Solskjaer was a super sub and his toughest task could be handling stars during difficult periods - Johnny Cantor

At the recent game in the FA Cup at Bournemouth if Lewis Dunk had played instead of Leon Balogun all the outfield players would have numbered 2 to 11 (thank you to Nick Szczepanik for a great spot!). Now when did that last happen?

Thursday, 17th January 2019, 6:40 pm
Updated Thursday, 7th February 2019, 5:42 pm
Ole Gunnar Solskjaer. Picture by Catherine Ivill/Getty Images

I don’t know and don’t have the time to find out but it prompted me to think who is Albion’s number 12? Answer, I think, is no one.

In the current world of the Premier League, it is rare that the traditional numbers line up as players have a huge choice for the digits on their back. In years gone by of course those of us of a certain age will associate the number 12 as the sub, or in some cases, the ‘super sub’.

My mind would probably turn straight to Liverpool’s David Fairclough. The distinctive ginger-haired substitute regularly made an impression coming off the bench. In those days you weren’t able to make the full three substitutions available to managers nowadays.

Another player feted for his impact as a substitute is Ole Gunnar Solskjaer. Some may say that the defining moment of the career of the ‘baby-faced assassin’ was his last minute goal against Bayern Munich in the 1999 Champions League final. His role in a monumental comeback and historic treble will never be forgotten by Manchester United fans. It probably should be noted that he scored 125 other goals for the club.

This week on the BBC Sussex Albion Unlimited podcast, Ronny from the Norwegian Seagulls group said fans were not impressed by his time as manager of Molde but everyone has to stand up and take note of his record as Manchester United boss.

Six wins in six. Five in five in the Premier League. Three consecutive clean sheets. Three-plus goals in three games at home. The team is fundamentally the same but they now appear to have freedom to play their own game. In terms of substitutes he is in a position to call upon Lukaku or Sanchez. Not bad options to have.

Things are different now with seven players to choose from. Sometimes it is about bringing on defensive players to sure things up to maintain a lead. Sometimes it is about bringing on offensive players to chase the game. Albion manager Chris Hughton may not have Alireza Jahanbaksh or Jose Izquierdo at his disposal at the moment but he too has options off the bench.

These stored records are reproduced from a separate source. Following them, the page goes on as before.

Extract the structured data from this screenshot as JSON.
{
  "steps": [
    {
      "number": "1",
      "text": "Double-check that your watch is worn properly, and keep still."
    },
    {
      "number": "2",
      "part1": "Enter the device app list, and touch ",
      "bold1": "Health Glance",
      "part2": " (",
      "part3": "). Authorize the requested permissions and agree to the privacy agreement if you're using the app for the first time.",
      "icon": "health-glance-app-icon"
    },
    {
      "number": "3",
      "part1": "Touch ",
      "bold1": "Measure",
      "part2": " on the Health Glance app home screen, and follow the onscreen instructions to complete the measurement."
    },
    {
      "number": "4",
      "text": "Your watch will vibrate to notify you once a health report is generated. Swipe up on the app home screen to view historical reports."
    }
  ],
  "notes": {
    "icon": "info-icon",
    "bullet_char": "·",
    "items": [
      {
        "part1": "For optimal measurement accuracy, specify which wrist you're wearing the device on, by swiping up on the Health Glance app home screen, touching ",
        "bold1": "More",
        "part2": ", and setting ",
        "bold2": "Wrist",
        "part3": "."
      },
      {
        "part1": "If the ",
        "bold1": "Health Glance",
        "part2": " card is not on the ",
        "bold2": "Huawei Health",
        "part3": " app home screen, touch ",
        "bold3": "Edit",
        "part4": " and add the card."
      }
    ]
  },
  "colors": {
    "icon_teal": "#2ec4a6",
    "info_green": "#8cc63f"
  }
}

I think it is fair to say no player wants to be a substitute, a number 12, an impact player. Some take it with grace, others sulk and some knock on the manager’s door.

In fact one of the hardest parts of the job of a Premier League manager in the current era is keeping everyone happy. It may be an impossible task to a certain extent. Of course it helps when you are winning. The squad tends to be happy and accept their fate if they aren’t included in the starting 11 while the team is on a hot streak.

Many people felt the most difficult task ahead for Solskjaer was the trip to Wembley to face Tottenham last weekend. In reality it may be the challenge of handling the stars of the squad when results don’t go their way.

He may have to decide who will be his trusted charges, who will be his ‘number 12’, his impact players. The accepted preferences are sometimes easier to accept at clubs lower down in the table but it is still a crucial part of the job, a part of the job that Chris Hughton currently appears very much in control of.